- [Work order] Return, from the lines below, each one that includes the word "What".

- [Input data]
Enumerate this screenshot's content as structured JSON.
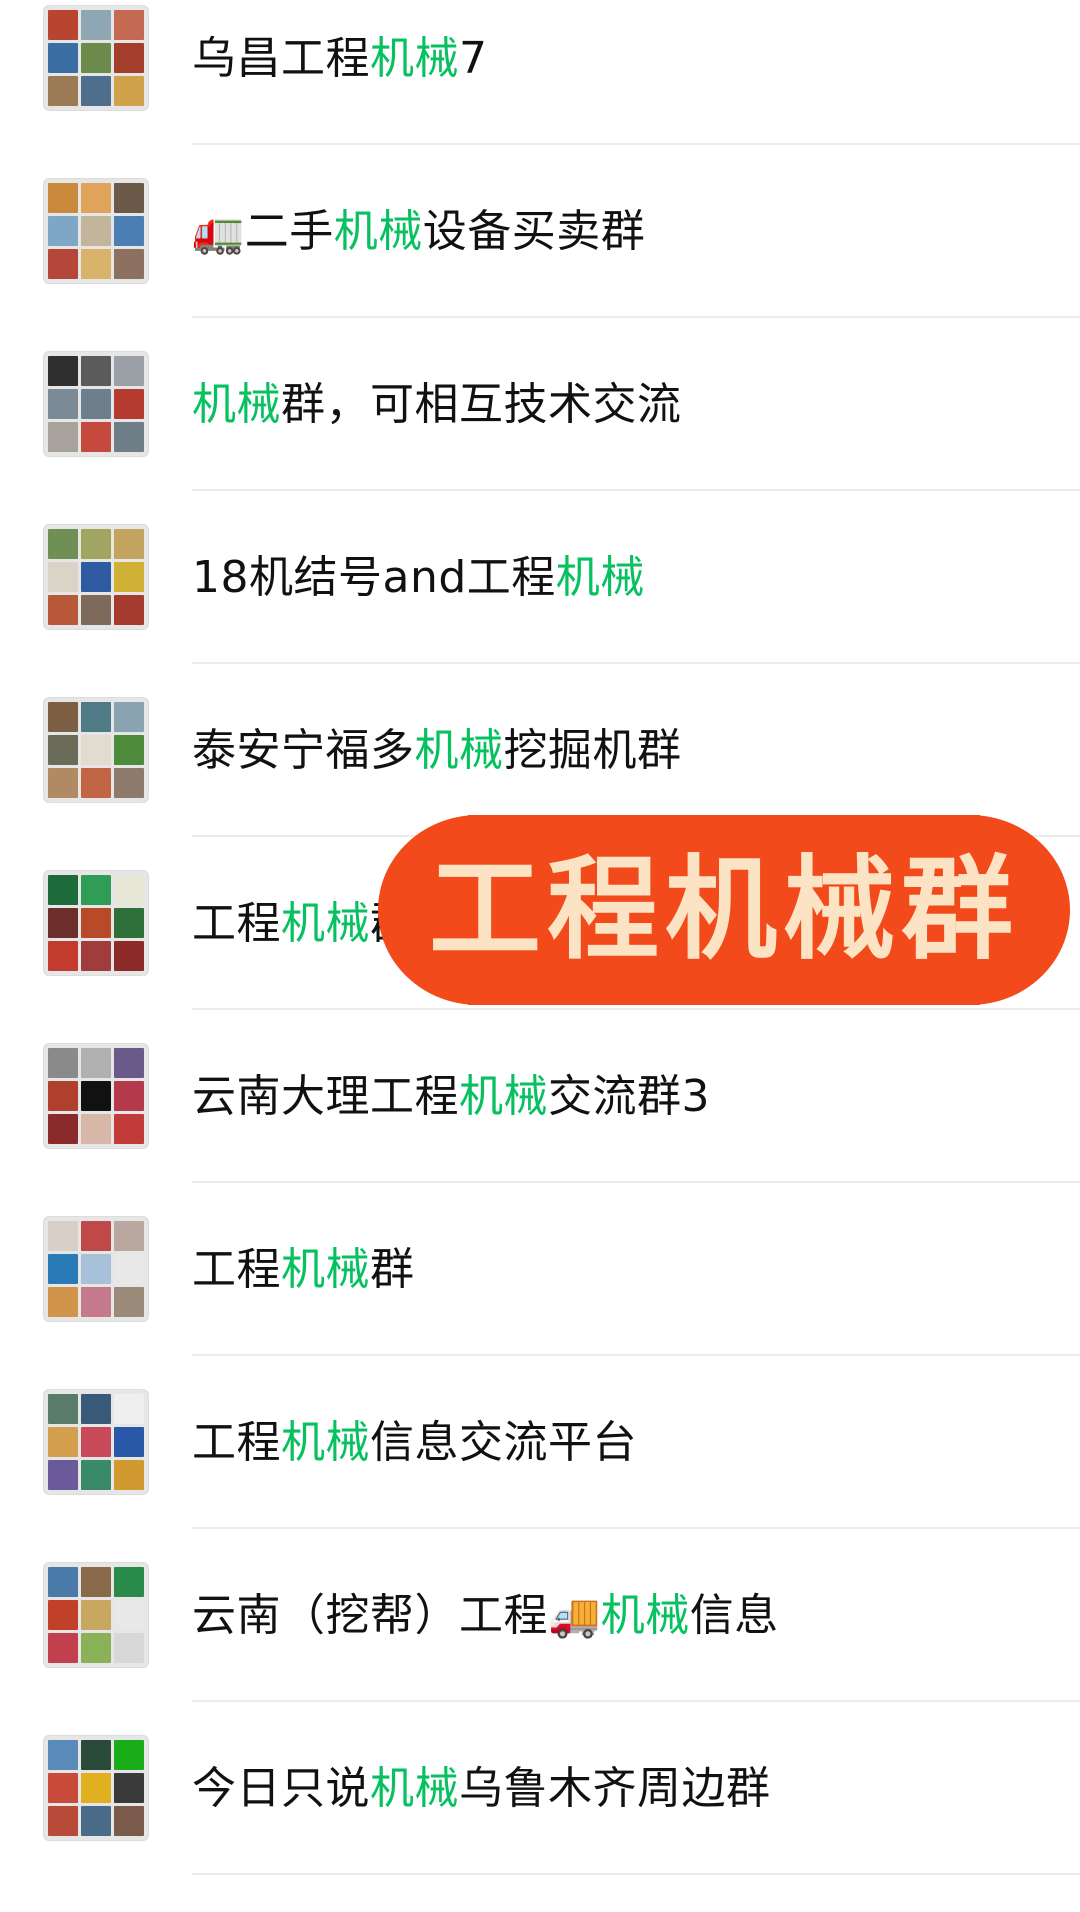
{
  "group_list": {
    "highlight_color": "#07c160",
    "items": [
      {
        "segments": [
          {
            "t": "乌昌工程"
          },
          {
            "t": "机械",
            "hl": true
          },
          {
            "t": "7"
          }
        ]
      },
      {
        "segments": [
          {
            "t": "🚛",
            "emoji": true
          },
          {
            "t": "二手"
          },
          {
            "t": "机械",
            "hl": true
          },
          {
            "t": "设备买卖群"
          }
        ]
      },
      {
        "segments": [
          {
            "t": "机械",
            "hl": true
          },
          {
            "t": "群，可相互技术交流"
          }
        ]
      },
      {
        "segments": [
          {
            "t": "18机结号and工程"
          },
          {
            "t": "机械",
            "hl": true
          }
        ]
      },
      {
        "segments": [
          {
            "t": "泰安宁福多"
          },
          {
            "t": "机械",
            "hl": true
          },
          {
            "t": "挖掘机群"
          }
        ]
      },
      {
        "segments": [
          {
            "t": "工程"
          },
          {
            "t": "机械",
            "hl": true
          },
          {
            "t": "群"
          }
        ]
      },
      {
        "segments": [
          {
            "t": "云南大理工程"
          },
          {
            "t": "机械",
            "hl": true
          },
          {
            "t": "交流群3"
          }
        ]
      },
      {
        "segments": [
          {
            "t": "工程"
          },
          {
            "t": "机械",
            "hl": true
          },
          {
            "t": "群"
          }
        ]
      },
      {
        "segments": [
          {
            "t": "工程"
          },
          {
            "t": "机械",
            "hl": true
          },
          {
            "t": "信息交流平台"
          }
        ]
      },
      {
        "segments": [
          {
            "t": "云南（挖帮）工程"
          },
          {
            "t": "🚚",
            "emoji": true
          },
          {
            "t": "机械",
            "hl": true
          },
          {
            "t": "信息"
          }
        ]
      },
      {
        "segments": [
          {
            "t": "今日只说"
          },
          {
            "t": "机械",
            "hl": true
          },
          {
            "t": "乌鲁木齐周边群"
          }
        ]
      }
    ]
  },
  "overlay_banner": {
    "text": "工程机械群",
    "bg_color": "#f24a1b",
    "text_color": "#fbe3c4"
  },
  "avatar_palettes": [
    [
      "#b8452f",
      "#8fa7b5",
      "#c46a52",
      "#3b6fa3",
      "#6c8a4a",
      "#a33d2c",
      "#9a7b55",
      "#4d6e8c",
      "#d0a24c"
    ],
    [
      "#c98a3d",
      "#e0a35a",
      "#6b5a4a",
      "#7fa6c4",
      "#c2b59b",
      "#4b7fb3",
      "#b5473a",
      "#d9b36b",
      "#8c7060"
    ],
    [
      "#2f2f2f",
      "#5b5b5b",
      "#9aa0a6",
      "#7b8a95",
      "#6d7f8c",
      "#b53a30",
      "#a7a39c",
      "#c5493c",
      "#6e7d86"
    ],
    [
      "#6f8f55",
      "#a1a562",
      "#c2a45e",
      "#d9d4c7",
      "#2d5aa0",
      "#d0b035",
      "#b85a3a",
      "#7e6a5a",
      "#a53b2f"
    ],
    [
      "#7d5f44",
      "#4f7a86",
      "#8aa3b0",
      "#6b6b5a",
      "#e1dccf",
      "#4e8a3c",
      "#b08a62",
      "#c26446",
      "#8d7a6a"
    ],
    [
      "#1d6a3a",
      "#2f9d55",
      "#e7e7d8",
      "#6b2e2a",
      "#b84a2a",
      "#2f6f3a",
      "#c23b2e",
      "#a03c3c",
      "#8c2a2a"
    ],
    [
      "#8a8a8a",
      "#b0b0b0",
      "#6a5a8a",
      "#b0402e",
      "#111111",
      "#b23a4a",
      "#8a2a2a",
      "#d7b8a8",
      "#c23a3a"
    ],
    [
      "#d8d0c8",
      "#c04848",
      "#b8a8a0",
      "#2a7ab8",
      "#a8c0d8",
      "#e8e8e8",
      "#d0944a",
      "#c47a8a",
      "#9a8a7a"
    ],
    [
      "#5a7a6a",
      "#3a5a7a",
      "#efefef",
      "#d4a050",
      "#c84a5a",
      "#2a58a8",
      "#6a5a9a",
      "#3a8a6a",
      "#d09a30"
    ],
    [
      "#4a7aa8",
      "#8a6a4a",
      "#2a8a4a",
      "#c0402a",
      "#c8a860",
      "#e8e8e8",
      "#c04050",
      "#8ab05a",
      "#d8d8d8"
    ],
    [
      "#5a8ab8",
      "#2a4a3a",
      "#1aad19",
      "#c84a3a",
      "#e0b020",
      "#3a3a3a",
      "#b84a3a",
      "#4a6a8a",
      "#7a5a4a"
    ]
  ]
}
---
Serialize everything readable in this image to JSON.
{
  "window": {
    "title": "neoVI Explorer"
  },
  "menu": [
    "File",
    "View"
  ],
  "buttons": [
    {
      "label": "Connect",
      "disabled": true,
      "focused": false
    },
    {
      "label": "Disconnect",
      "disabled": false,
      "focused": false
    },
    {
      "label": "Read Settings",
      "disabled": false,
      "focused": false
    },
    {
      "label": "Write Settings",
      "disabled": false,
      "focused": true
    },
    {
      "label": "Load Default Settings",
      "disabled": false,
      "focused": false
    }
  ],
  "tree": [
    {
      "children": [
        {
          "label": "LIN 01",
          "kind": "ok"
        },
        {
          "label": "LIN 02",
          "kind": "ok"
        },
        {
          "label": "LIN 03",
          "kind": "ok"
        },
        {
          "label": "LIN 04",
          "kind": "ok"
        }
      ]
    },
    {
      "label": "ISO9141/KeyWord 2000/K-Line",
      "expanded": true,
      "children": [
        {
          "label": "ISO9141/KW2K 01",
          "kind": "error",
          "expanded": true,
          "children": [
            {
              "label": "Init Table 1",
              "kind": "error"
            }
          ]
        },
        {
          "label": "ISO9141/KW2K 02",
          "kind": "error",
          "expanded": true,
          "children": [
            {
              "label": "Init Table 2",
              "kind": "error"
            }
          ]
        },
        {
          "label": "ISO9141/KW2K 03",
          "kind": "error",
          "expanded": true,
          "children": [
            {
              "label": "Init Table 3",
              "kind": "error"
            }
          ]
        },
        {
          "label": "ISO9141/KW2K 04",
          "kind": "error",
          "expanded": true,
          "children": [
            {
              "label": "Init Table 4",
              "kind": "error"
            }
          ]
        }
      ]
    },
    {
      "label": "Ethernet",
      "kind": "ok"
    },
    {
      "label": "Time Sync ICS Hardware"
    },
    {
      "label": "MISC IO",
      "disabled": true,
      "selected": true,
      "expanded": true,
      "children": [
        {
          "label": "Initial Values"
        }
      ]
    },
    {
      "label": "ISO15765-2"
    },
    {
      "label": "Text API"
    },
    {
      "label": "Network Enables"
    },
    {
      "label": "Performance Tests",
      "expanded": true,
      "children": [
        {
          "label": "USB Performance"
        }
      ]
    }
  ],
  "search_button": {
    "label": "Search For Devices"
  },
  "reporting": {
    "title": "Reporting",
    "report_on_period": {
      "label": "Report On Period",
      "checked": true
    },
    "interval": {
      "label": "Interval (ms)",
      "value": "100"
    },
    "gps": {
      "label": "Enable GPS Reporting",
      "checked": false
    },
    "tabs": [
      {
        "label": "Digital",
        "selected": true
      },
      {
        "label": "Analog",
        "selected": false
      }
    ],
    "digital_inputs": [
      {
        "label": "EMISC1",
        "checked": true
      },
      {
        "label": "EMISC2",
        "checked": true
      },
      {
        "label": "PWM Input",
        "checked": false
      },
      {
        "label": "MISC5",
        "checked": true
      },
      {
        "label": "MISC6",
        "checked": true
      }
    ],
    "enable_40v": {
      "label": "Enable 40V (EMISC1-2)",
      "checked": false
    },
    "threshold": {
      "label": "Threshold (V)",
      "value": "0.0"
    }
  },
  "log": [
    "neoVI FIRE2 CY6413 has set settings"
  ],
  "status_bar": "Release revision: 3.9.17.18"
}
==
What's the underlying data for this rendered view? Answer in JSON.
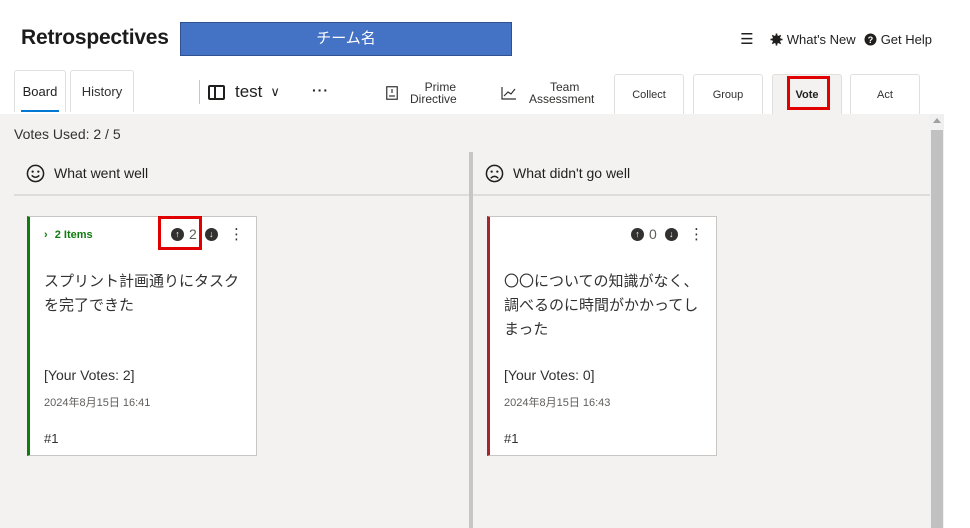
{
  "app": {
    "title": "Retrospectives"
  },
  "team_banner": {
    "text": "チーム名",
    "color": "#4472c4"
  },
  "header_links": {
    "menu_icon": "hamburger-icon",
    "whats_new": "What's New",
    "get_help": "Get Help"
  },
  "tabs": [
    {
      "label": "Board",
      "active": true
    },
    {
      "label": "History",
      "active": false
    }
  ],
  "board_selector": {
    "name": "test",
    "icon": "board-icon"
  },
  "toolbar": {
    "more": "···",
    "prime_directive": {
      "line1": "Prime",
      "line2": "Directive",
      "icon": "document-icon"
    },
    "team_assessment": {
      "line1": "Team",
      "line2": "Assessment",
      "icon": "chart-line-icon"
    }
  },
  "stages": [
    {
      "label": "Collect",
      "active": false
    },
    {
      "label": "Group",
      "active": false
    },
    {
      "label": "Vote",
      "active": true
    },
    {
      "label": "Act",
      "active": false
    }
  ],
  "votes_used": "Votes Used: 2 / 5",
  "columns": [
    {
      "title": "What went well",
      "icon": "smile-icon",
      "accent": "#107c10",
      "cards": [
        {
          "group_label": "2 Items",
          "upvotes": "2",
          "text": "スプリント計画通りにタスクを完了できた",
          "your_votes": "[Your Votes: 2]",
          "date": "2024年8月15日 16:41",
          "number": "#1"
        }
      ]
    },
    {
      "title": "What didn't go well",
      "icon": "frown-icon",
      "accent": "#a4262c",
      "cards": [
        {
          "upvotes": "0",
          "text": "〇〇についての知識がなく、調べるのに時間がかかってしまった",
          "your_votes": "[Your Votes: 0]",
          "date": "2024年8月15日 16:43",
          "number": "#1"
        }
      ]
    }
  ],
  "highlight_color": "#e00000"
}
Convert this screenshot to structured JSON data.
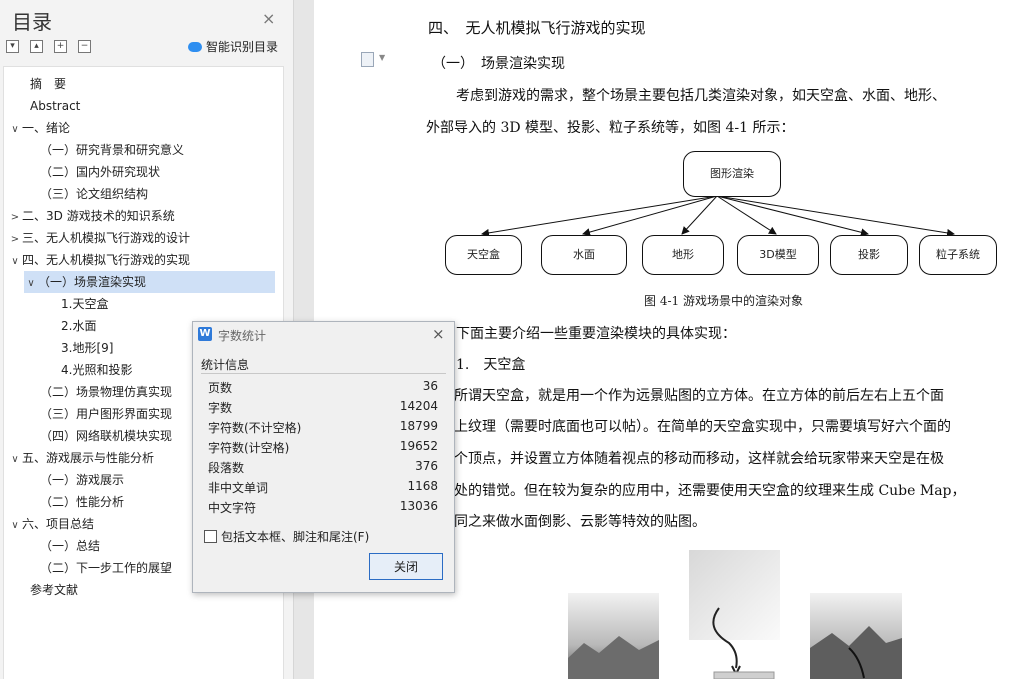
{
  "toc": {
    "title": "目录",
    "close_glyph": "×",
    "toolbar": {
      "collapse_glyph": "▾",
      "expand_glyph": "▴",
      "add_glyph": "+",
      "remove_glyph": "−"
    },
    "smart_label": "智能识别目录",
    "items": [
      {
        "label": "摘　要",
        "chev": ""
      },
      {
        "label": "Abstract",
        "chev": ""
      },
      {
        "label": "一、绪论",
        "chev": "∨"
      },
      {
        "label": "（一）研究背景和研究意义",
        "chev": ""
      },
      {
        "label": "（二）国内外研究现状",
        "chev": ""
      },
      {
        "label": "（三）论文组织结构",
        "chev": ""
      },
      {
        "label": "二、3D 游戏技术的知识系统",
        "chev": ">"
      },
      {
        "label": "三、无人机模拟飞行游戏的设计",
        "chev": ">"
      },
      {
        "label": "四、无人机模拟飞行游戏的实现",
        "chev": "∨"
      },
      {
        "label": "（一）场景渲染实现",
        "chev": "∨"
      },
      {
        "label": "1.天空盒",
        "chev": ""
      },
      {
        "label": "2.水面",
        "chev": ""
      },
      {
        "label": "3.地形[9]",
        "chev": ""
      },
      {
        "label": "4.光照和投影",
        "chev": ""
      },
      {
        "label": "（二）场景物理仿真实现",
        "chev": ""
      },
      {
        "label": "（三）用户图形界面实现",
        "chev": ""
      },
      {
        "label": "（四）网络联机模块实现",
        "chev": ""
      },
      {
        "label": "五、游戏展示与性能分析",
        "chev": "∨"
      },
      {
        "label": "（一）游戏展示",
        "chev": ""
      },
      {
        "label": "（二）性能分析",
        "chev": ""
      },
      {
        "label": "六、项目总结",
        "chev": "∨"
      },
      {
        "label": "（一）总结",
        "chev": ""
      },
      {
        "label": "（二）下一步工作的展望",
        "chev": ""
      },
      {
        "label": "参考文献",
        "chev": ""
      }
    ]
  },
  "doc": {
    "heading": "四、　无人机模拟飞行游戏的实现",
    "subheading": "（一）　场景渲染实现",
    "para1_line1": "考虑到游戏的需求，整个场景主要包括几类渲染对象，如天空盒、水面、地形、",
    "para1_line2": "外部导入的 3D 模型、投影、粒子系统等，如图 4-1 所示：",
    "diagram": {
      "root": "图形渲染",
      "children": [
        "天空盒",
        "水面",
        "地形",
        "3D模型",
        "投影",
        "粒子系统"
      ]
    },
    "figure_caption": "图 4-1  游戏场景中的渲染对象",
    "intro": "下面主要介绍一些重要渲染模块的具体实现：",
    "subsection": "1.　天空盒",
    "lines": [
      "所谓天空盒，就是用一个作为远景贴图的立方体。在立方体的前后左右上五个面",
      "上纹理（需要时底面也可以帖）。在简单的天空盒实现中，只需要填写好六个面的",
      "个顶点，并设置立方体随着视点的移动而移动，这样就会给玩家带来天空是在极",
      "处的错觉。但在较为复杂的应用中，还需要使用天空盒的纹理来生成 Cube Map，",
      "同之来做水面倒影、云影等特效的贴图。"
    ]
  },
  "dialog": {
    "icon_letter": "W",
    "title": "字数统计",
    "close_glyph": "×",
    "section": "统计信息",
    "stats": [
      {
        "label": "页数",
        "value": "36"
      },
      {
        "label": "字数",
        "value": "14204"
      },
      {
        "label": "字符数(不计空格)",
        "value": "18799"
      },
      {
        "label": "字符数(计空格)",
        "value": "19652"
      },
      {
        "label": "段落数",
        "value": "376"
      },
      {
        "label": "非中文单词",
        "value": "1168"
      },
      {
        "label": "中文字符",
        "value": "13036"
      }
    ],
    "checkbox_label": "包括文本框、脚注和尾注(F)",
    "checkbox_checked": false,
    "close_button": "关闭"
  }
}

- [Result for this task]
What's the underlying data for this rendered view? Answer in JSON.
    "whats_new": "What's New",
      "title": "What went well",
      "title": "What didn't go well",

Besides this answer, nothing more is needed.